** Assignment **
Print every record exactly as it appears. Leave the pictures out.

=== Begin Enclosure ===

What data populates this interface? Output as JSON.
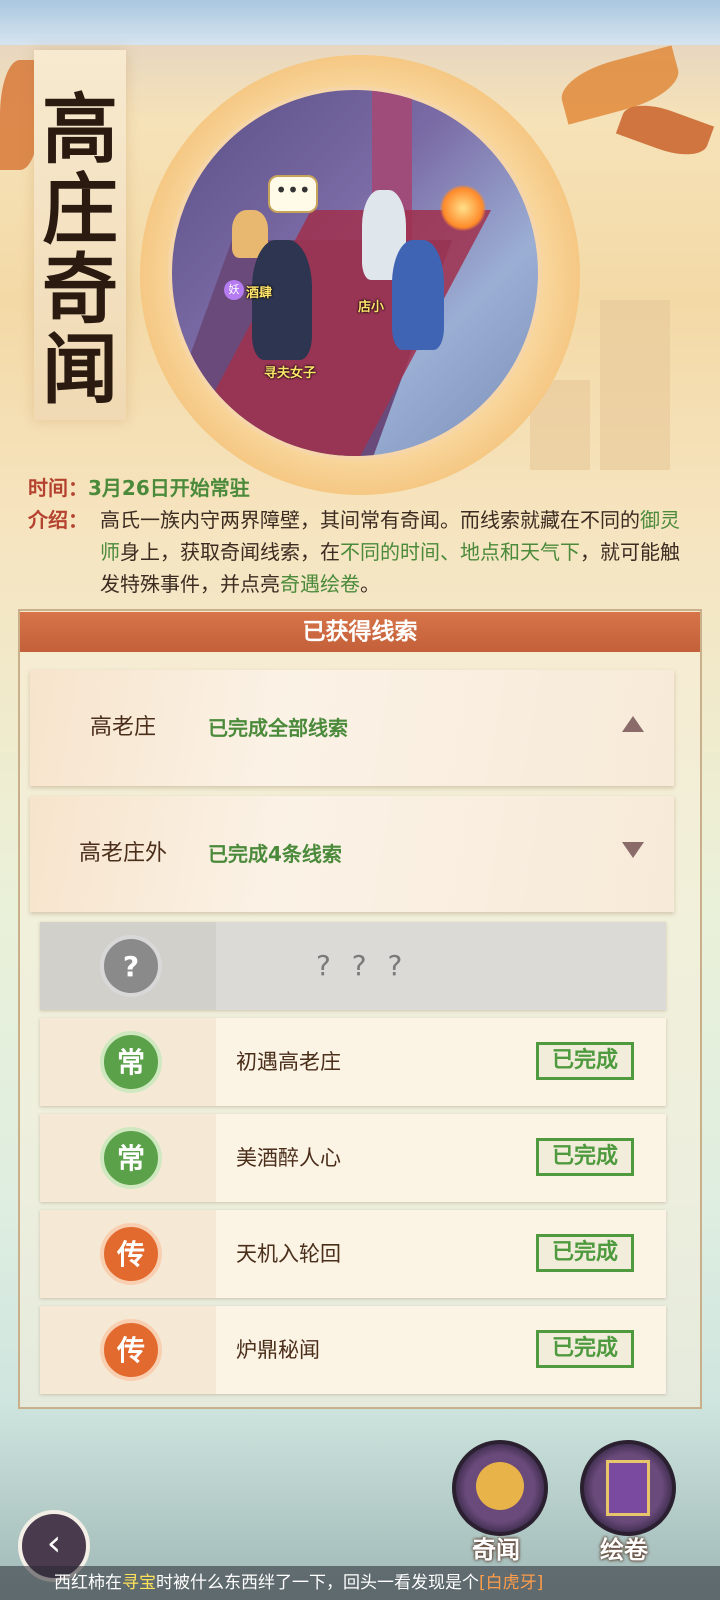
{
  "title_chars": [
    "高",
    "庄",
    "奇",
    "闻"
  ],
  "portrait": {
    "bubble_text": "•••",
    "badge": "妖",
    "npc_labels": [
      "酒肆",
      "店小",
      "寻夫女子"
    ]
  },
  "info": {
    "time_label": "时间：",
    "time_value": "3月26日开始常驻",
    "intro_label": "介绍：",
    "intro_parts": {
      "p1": "高氏一族内守两界障壁，其间常有奇闻。而线索就藏在不同的",
      "p2": "御灵师",
      "p3": "身上，获取奇闻线索，在",
      "p4": "不同的时间、地点和天气下",
      "p5": "，就可能触发特殊事件，并点亮",
      "p6": "奇遇绘卷",
      "p7": "。"
    }
  },
  "panel": {
    "header": "已获得线索",
    "regions": [
      {
        "name": "高老庄",
        "status": "已完成全部线索",
        "expanded": true
      },
      {
        "name": "高老庄外",
        "status": "已完成4条线索",
        "expanded": false
      }
    ],
    "clues": [
      {
        "badge": "?",
        "title": "? ? ?",
        "status": "",
        "unknown": true
      },
      {
        "badge": "常",
        "title": "初遇高老庄",
        "status": "已完成"
      },
      {
        "badge": "常",
        "title": "美酒醉人心",
        "status": "已完成"
      },
      {
        "badge": "传",
        "title": "天机入轮回",
        "status": "已完成"
      },
      {
        "badge": "传",
        "title": "炉鼎秘闻",
        "status": "已完成"
      }
    ]
  },
  "bottom": {
    "back_glyph": "‹",
    "btn1_label": "奇闻",
    "btn2_label": "绘卷"
  },
  "ticker": {
    "part1": "西红柿在",
    "part2": "寻宝",
    "part3": "时被什么东西绊了一下，回头一看发现是个",
    "part4": "[白虎牙]"
  },
  "colors": {
    "accent_green": "#4a8a3a",
    "header_orange": "#c3603a",
    "badge_green": "#5aa14a",
    "badge_orange": "#e26a2e"
  }
}
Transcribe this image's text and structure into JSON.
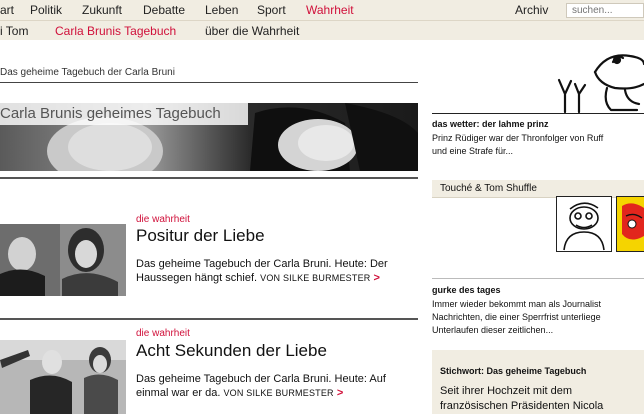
{
  "topnav": {
    "items": [
      "art",
      "Politik",
      "Zukunft",
      "Debatte",
      "Leben",
      "Sport",
      "Wahrheit"
    ],
    "active_index": 6,
    "archive": "Archiv",
    "search_placeholder": "suchen..."
  },
  "subnav": {
    "items": [
      "i Tom",
      "Carla Brunis Tagebuch",
      "über die Wahrheit"
    ],
    "active_index": 1
  },
  "breadcrumb": "Das geheime Tagebuch der Carla Bruni",
  "hero": {
    "caption": "Carla Brunis geheimes Tagebuch"
  },
  "articles": [
    {
      "kicker": "die wahrheit",
      "headline": "Positur der Liebe",
      "teaser": "Das geheime Tagebuch der Carla Bruni. Heute: Der Haussegen hängt schief.",
      "author": "VON SILKE BURMESTER",
      "arrow": ">"
    },
    {
      "kicker": "die wahrheit",
      "headline": "Acht Sekunden der Liebe",
      "teaser": "Das geheime Tagebuch der Carla Bruni. Heute: Auf einmal war er da.",
      "author": "VON SILKE BURMESTER",
      "arrow": ">"
    }
  ],
  "sidebar": {
    "wetter": {
      "title": "das wetter: der lahme prinz",
      "line1": "Prinz Rüdiger war der Thronfolger von Ruff",
      "line2": "und eine Strafe für..."
    },
    "touche": {
      "title": "Touché & Tom Shuffle"
    },
    "gurke": {
      "title": "gurke des tages",
      "line1": "Immer wieder bekommt man als Journalist",
      "line2": "Nachrichten, die einer Sperrfrist unterliege",
      "line3": "Unterlaufen dieser zeitlichen..."
    },
    "stichwort": {
      "title": "Stichwort: Das geheime Tagebuch",
      "line1": "Seit ihrer Hochzeit mit dem",
      "line2": "französischen Präsidenten Nicola"
    }
  },
  "colors": {
    "accent": "#d0103a",
    "nav_bg": "#f1ede2"
  }
}
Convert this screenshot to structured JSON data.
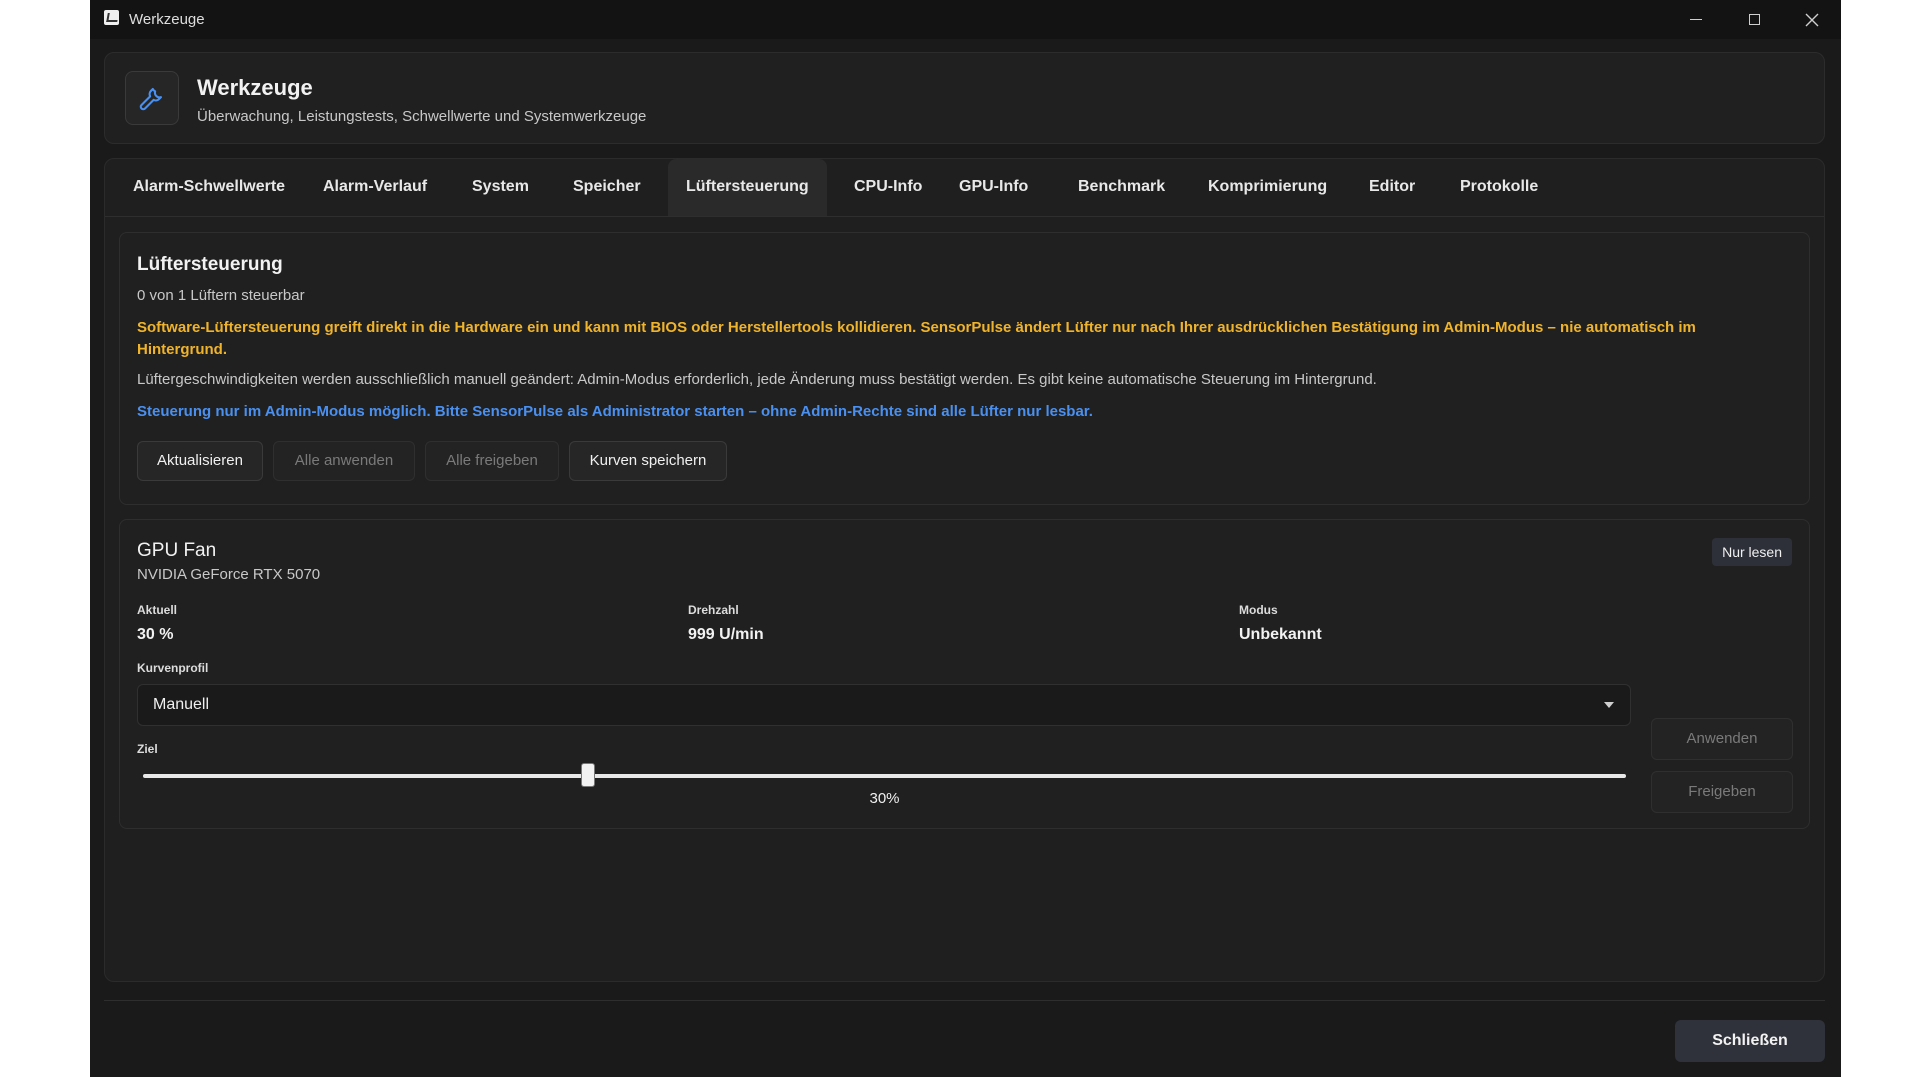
{
  "window": {
    "title": "Werkzeuge"
  },
  "header": {
    "title": "Werkzeuge",
    "subtitle": "Überwachung, Leistungstests, Schwellwerte und Systemwerkzeuge"
  },
  "tabs": [
    {
      "label": "Alarm-Schwellwerte",
      "active": false
    },
    {
      "label": "Alarm-Verlauf",
      "active": false
    },
    {
      "label": "System",
      "active": false
    },
    {
      "label": "Speicher",
      "active": false
    },
    {
      "label": "Lüftersteuerung",
      "active": true
    },
    {
      "label": "CPU-Info",
      "active": false
    },
    {
      "label": "GPU-Info",
      "active": false
    },
    {
      "label": "Benchmark",
      "active": false
    },
    {
      "label": "Komprimierung",
      "active": false
    },
    {
      "label": "Editor",
      "active": false
    },
    {
      "label": "Protokolle",
      "active": false
    }
  ],
  "fan_control": {
    "title": "Lüftersteuerung",
    "summary": "0 von 1 Lüftern steuerbar",
    "warning": "Software-Lüftersteuerung greift direkt in die Hardware ein und kann mit BIOS oder Herstellertools kollidieren. SensorPulse ändert Lüfter nur nach Ihrer ausdrücklichen Bestätigung im Admin-Modus – nie automatisch im Hintergrund.",
    "info": "Lüftergeschwindigkeiten werden ausschließlich manuell geändert: Admin-Modus erforderlich, jede Änderung muss bestätigt werden. Es gibt keine automatische Steuerung im Hintergrund.",
    "admin_notice": "Steuerung nur im Admin-Modus möglich. Bitte SensorPulse als Administrator starten – ohne Admin-Rechte sind alle Lüfter nur lesbar.",
    "buttons": {
      "refresh": "Aktualisieren",
      "apply_all": "Alle anwenden",
      "release_all": "Alle freigeben",
      "save_curves": "Kurven speichern"
    }
  },
  "fan": {
    "name": "GPU Fan",
    "device": "NVIDIA GeForce RTX 5070",
    "badge": "Nur lesen",
    "current_label": "Aktuell",
    "current_value": "30 %",
    "rpm_label": "Drehzahl",
    "rpm_value": "999 U/min",
    "mode_label": "Modus",
    "mode_value": "Unbekannt",
    "curve_label": "Kurvenprofil",
    "curve_value": "Manuell",
    "target_label": "Ziel",
    "target_value": "30%",
    "target_fraction": 0.3,
    "apply": "Anwenden",
    "release": "Freigeben"
  },
  "footer": {
    "close": "Schließen"
  },
  "colors": {
    "background": "#1a1a1a",
    "warning": "#f0b42c",
    "link": "#4a90f0",
    "badge": "#2d3039"
  }
}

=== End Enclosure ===

** Written response **
What data populates this interface? Output as JSON.
{
  "title_chars": [
    "高",
    "庄",
    "奇",
    "闻"
  ],
  "portrait": {
    "bubble_text": "•••",
    "badge": "妖",
    "npc_labels": [
      "酒肆",
      "店小",
      "寻夫女子"
    ]
  },
  "info": {
    "time_label": "时间：",
    "time_value": "3月26日开始常驻",
    "intro_label": "介绍：",
    "intro_parts": {
      "p1": "高氏一族内守两界障壁，其间常有奇闻。而线索就藏在不同的",
      "p2": "御灵师",
      "p3": "身上，获取奇闻线索，在",
      "p4": "不同的时间、地点和天气下",
      "p5": "，就可能触发特殊事件，并点亮",
      "p6": "奇遇绘卷",
      "p7": "。"
    }
  },
  "panel": {
    "header": "已获得线索",
    "regions": [
      {
        "name": "高老庄",
        "status": "已完成全部线索",
        "expanded": true
      },
      {
        "name": "高老庄外",
        "status": "已完成4条线索",
        "expanded": false
      }
    ],
    "clues": [
      {
        "badge": "?",
        "title": "? ? ?",
        "status": "",
        "unknown": true
      },
      {
        "badge": "常",
        "title": "初遇高老庄",
        "status": "已完成"
      },
      {
        "badge": "常",
        "title": "美酒醉人心",
        "status": "已完成"
      },
      {
        "badge": "传",
        "title": "天机入轮回",
        "status": "已完成"
      },
      {
        "badge": "传",
        "title": "炉鼎秘闻",
        "status": "已完成"
      }
    ]
  },
  "bottom": {
    "back_glyph": "‹",
    "btn1_label": "奇闻",
    "btn2_label": "绘卷"
  },
  "ticker": {
    "part1": "西红柿在",
    "part2": "寻宝",
    "part3": "时被什么东西绊了一下，回头一看发现是个",
    "part4": "[白虎牙]"
  },
  "colors": {
    "accent_green": "#4a8a3a",
    "header_orange": "#c3603a",
    "badge_green": "#5aa14a",
    "badge_orange": "#e26a2e"
  }
}
Transcribe this image's text and structure into JSON.
{
  "topnav": {
    "items": [
      "art",
      "Politik",
      "Zukunft",
      "Debatte",
      "Leben",
      "Sport",
      "Wahrheit"
    ],
    "active_index": 6,
    "archive": "Archiv",
    "search_placeholder": "suchen..."
  },
  "subnav": {
    "items": [
      "i Tom",
      "Carla Brunis Tagebuch",
      "über die Wahrheit"
    ],
    "active_index": 1
  },
  "breadcrumb": "Das geheime Tagebuch der Carla Bruni",
  "hero": {
    "caption": "Carla Brunis geheimes Tagebuch"
  },
  "articles": [
    {
      "kicker": "die wahrheit",
      "headline": "Positur der Liebe",
      "teaser": "Das geheime Tagebuch der Carla Bruni. Heute: Der Haussegen hängt schief.",
      "author": "VON SILKE BURMESTER",
      "arrow": ">"
    },
    {
      "kicker": "die wahrheit",
      "headline": "Acht Sekunden der Liebe",
      "teaser": "Das geheime Tagebuch der Carla Bruni. Heute: Auf einmal war er da.",
      "author": "VON SILKE BURMESTER",
      "arrow": ">"
    }
  ],
  "sidebar": {
    "wetter": {
      "title": "das wetter: der lahme prinz",
      "line1": "Prinz Rüdiger war der Thronfolger von Ruff",
      "line2": "und eine Strafe für..."
    },
    "touche": {
      "title": "Touché & Tom Shuffle"
    },
    "gurke": {
      "title": "gurke des tages",
      "line1": "Immer wieder bekommt man als Journalist",
      "line2": "Nachrichten, die einer Sperrfrist unterliege",
      "line3": "Unterlaufen dieser zeitlichen..."
    },
    "stichwort": {
      "title": "Stichwort: Das geheime Tagebuch",
      "line1": "Seit ihrer Hochzeit mit dem",
      "line2": "französischen Präsidenten Nicola"
    }
  },
  "colors": {
    "accent": "#d0103a",
    "nav_bg": "#f1ede2"
  }
}
Convert this screenshot to structured JSON data.
{
  "window": {
    "title": "Werkzeuge"
  },
  "header": {
    "title": "Werkzeuge",
    "subtitle": "Überwachung, Leistungstests, Schwellwerte und Systemwerkzeuge"
  },
  "tabs": [
    {
      "label": "Alarm-Schwellwerte",
      "active": false
    },
    {
      "label": "Alarm-Verlauf",
      "active": false
    },
    {
      "label": "System",
      "active": false
    },
    {
      "label": "Speicher",
      "active": false
    },
    {
      "label": "Lüftersteuerung",
      "active": true
    },
    {
      "label": "CPU-Info",
      "active": false
    },
    {
      "label": "GPU-Info",
      "active": false
    },
    {
      "label": "Benchmark",
      "active": false
    },
    {
      "label": "Komprimierung",
      "active": false
    },
    {
      "label": "Editor",
      "active": false
    },
    {
      "label": "Protokolle",
      "active": false
    }
  ],
  "fan_control": {
    "title": "Lüftersteuerung",
    "summary": "0 von 1 Lüftern steuerbar",
    "warning": "Software-Lüftersteuerung greift direkt in die Hardware ein und kann mit BIOS oder Herstellertools kollidieren. SensorPulse ändert Lüfter nur nach Ihrer ausdrücklichen Bestätigung im Admin-Modus – nie automatisch im Hintergrund.",
    "info": "Lüftergeschwindigkeiten werden ausschließlich manuell geändert: Admin-Modus erforderlich, jede Änderung muss bestätigt werden. Es gibt keine automatische Steuerung im Hintergrund.",
    "admin_notice": "Steuerung nur im Admin-Modus möglich. Bitte SensorPulse als Administrator starten – ohne Admin-Rechte sind alle Lüfter nur lesbar.",
    "buttons": {
      "refresh": "Aktualisieren",
      "apply_all": "Alle anwenden",
      "release_all": "Alle freigeben",
      "save_curves": "Kurven speichern"
    }
  },
  "fan": {
    "name": "GPU Fan",
    "device": "NVIDIA GeForce RTX 5070",
    "badge": "Nur lesen",
    "current_label": "Aktuell",
    "current_value": "30 %",
    "rpm_label": "Drehzahl",
    "rpm_value": "999 U/min",
    "mode_label": "Modus",
    "mode_value": "Unbekannt",
    "curve_label": "Kurvenprofil",
    "curve_value": "Manuell",
    "target_label": "Ziel",
    "target_value": "30%",
    "target_fraction": 0.3,
    "apply": "Anwenden",
    "release": "Freigeben"
  },
  "footer": {
    "close": "Schließen"
  },
  "colors": {
    "background": "#1a1a1a",
    "warning": "#f0b42c",
    "link": "#4a90f0",
    "badge": "#2d3039"
  }
}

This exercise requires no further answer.